Dennis Hour: Isabelle and I, we live out in Newport and there's no shallow waters out here, so there's no punting out here. We would've trained if there was punting, but I think that's something that we weren't used to doing, especially in shallow water. Some parts were shallow and some were deep, so we were slipping and falling.

Isabelle Du: Yeah, I think people watching it kind of instantly see it as, like, "Oh, you need the muscles for it." It's not a physical thing. Honestly, this game is like 50 percent physical and 50 percent luck.

And a lot of that punting, like Dennis said, a lot of the professional punters made it seem so effortless. They were not struggling. They weren't even straining. It wasn't like they were digging in. We were digging into it. So, I almost think maybe we had to be less physical about it. (Laughs)

Dennis Hour: If you watch the show again, the punting, every team had a problem, and they all punted differently. They weren't punting properly, and a lot of them got off-stream by grabbing on to the wall. By the time we figured out we could grab onto the wall, we were racing for survival.

Isabelle Du: It was chaos, man. Everyone was bumping. It was like bumper cars but like bumping punting. (Laughs)

Reality TV World: You both said you were extremely prepared going into the Race. Could you talk about what your particular strategy was? Did you prepare for Roadblocks in terms of each other's strengths and weaknesses, or what preparations were there?

Isabelle Du: We studied all the winning teams and what they did, like [Ernie Halvorsen and Cindy Chiang]. We read how they did the Lego thing, where they bought Legos and they turned on the TV, they turned on the stereo, and one person would instruct the other teammate how to build the Legos. So it was about building the Legos while having distractions. We did that.

I even set up a fake The Amazing Race route for [Dennis], where there were different Roadblocks, you know what I mean?

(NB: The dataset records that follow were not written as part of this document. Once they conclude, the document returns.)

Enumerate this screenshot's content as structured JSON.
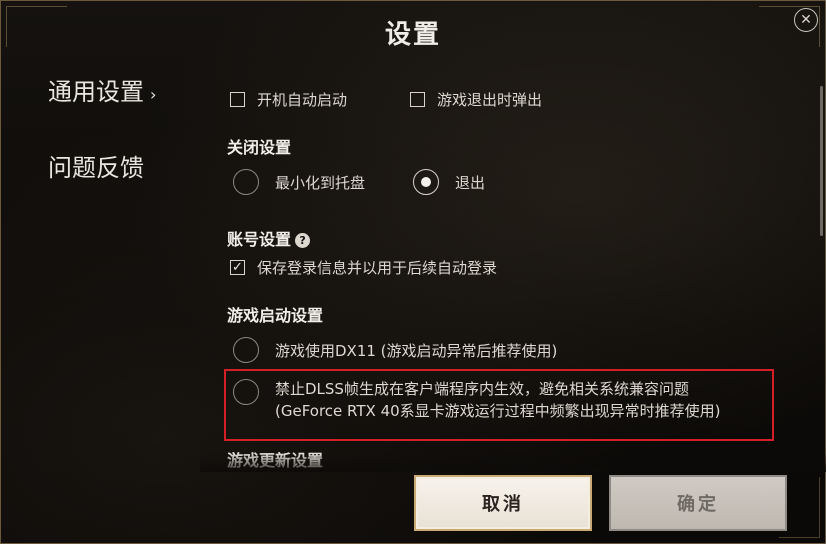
{
  "window": {
    "title": "设置"
  },
  "sidebar": {
    "items": [
      {
        "label": "通用设置",
        "active": true
      },
      {
        "label": "问题反馈",
        "active": false
      }
    ]
  },
  "general": {
    "checkbox_autostart": {
      "label": "开机自动启动",
      "checked": false
    },
    "checkbox_popup_on_exit": {
      "label": "游戏退出时弹出",
      "checked": false
    }
  },
  "close_settings": {
    "title": "关闭设置",
    "options": [
      {
        "label": "最小化到托盘",
        "selected": false
      },
      {
        "label": "退出",
        "selected": true
      }
    ]
  },
  "account_settings": {
    "title": "账号设置",
    "help_icon": "?",
    "checkbox_save_login": {
      "label": "保存登录信息并以用于后续自动登录",
      "checked": true
    }
  },
  "launch_settings": {
    "title": "游戏启动设置",
    "option_dx11": {
      "label": "游戏使用DX11 (游戏启动异常后推荐使用)",
      "selected": false
    },
    "option_dlss": {
      "line1": "禁止DLSS帧生成在客户端程序内生效，避免相关系统兼容问题",
      "line2": "(GeForce RTX 40系显卡游戏运行过程中频繁出现异常时推荐使用)",
      "selected": false
    }
  },
  "update_settings": {
    "title": "游戏更新设置"
  },
  "buttons": {
    "cancel": "取消",
    "confirm": "确定"
  },
  "colors": {
    "highlight": "#d41f26",
    "accent_gold": "#c9aa73",
    "background": "#0d0b09"
  }
}
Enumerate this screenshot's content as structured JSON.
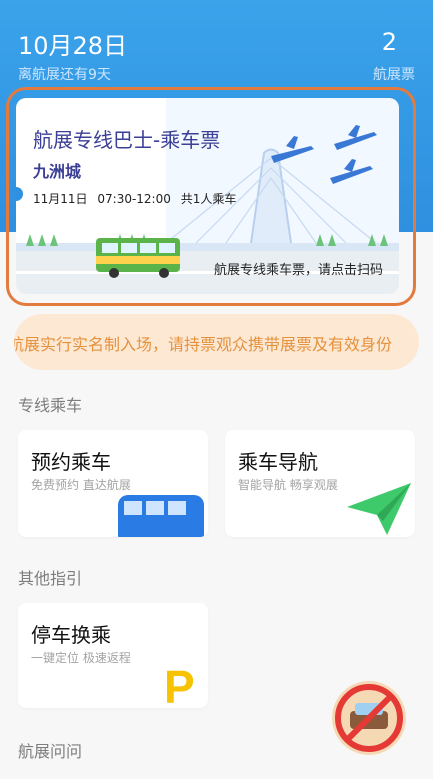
{
  "header": {
    "date": "10月28日",
    "countdown": "离航展还有9天",
    "ticket_count": "2",
    "ticket_label": "航展票"
  },
  "ticket": {
    "title": "航展专线巴士-乘车票",
    "destination": "九洲城",
    "date": "11月11日",
    "time": "07:30-12:00",
    "passengers": "共1人乘车",
    "scan_hint": "航展专线乘车票，请点击扫码"
  },
  "notice": "航展实行实名制入场，请持票观众携带展票及有效身份",
  "sections": [
    {
      "title": "专线乘车",
      "cards": [
        {
          "title": "预约乘车",
          "subtitle": "免费预约 直达航展",
          "icon": "bus-icon"
        },
        {
          "title": "乘车导航",
          "subtitle": "智能导航 畅享观展",
          "icon": "paper-plane-icon"
        }
      ]
    },
    {
      "title": "其他指引",
      "cards": [
        {
          "title": "停车换乘",
          "subtitle": "一键定位 极速返程",
          "icon": "parking-icon"
        }
      ]
    },
    {
      "title": "航展问问",
      "cards": []
    }
  ],
  "colors": {
    "hero_blue": "#2f8fe0",
    "highlight_orange": "#e27b3d",
    "notice_text": "#e4923e",
    "notice_bg": "#fde8d4",
    "parking_yellow": "#f7c200",
    "plane_green": "#3ec96a"
  },
  "fab_icon": "no-car-icon"
}
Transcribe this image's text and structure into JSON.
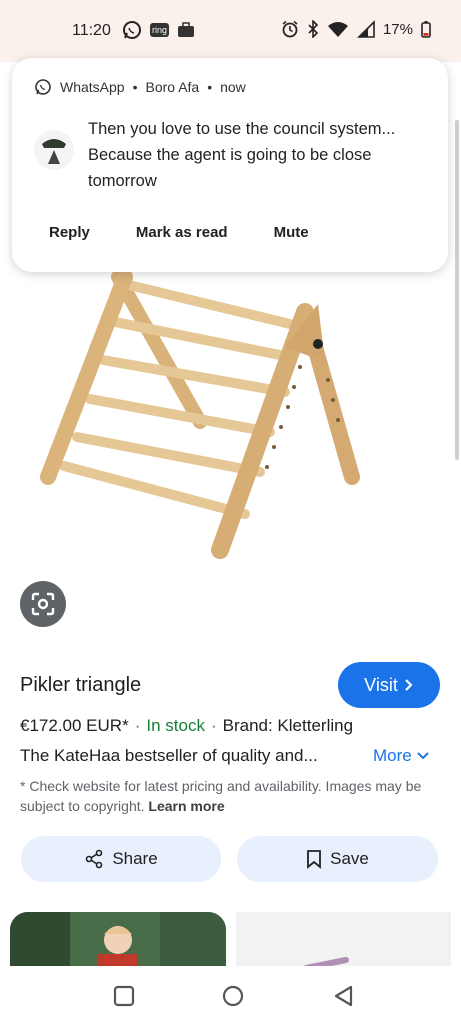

I had him try to find in an entire parking lot where his next clue was. So he had to go through all the different parking spaces.

So we were training for our patience and even, like, vision stuff. I borrowed a bunch of [optical illusions] and Where's Waldo books and we just trained our eyes. Because we thought, you know, people always miss clues -- they walk right past them and stuff. Strength-wise, we did everything. We did rock climbing, we did kayaking, we did...

Dennis Hour: Crossfit.

Isabelle Du: ... crossfit for a bit. We ran with our backpacks. We would run our errands; We didn't even take our car anymore. If we went to the post office, we would run to the post office. If we had to go to the grocery store, we ran to the grocery store. And we had the smallest backpacks out of everybody -- everybody. Like, my backpack was only 10 pounds and Dennis' was 15 pounds.

We watched all the videos of Ernie and Cindy, saying they trained so much, but the one thing that they didn't do -- or they wish they had done more -- was running with their backpacks on. So that's what Dennis and I focused a lot on.

And I mean, we get a lot of criticism. Some people are like, "You over-prepared." And I'm like, "How could you be over-prepared for The Amazing Race for a million dollars?" (Laughs) Come on!

Dennis Hour: I don't think you can ever over-prepare. It's better to be over-prepared than being under-prepared.

Isabelle Du: Absolutely.

Dennis Hour: Yeah, it definitely didn't do us wrong for over-preparing.

Isabelle Du: I mean, if you race all over again, it's going to be, like, we would've been in different places -- everybody would've switched places. It's 50 percent physical and 50 percent luck.

Please check back with Reality TV World soon for the concluding portion of our exclusive interview with Isabelle and Dennis.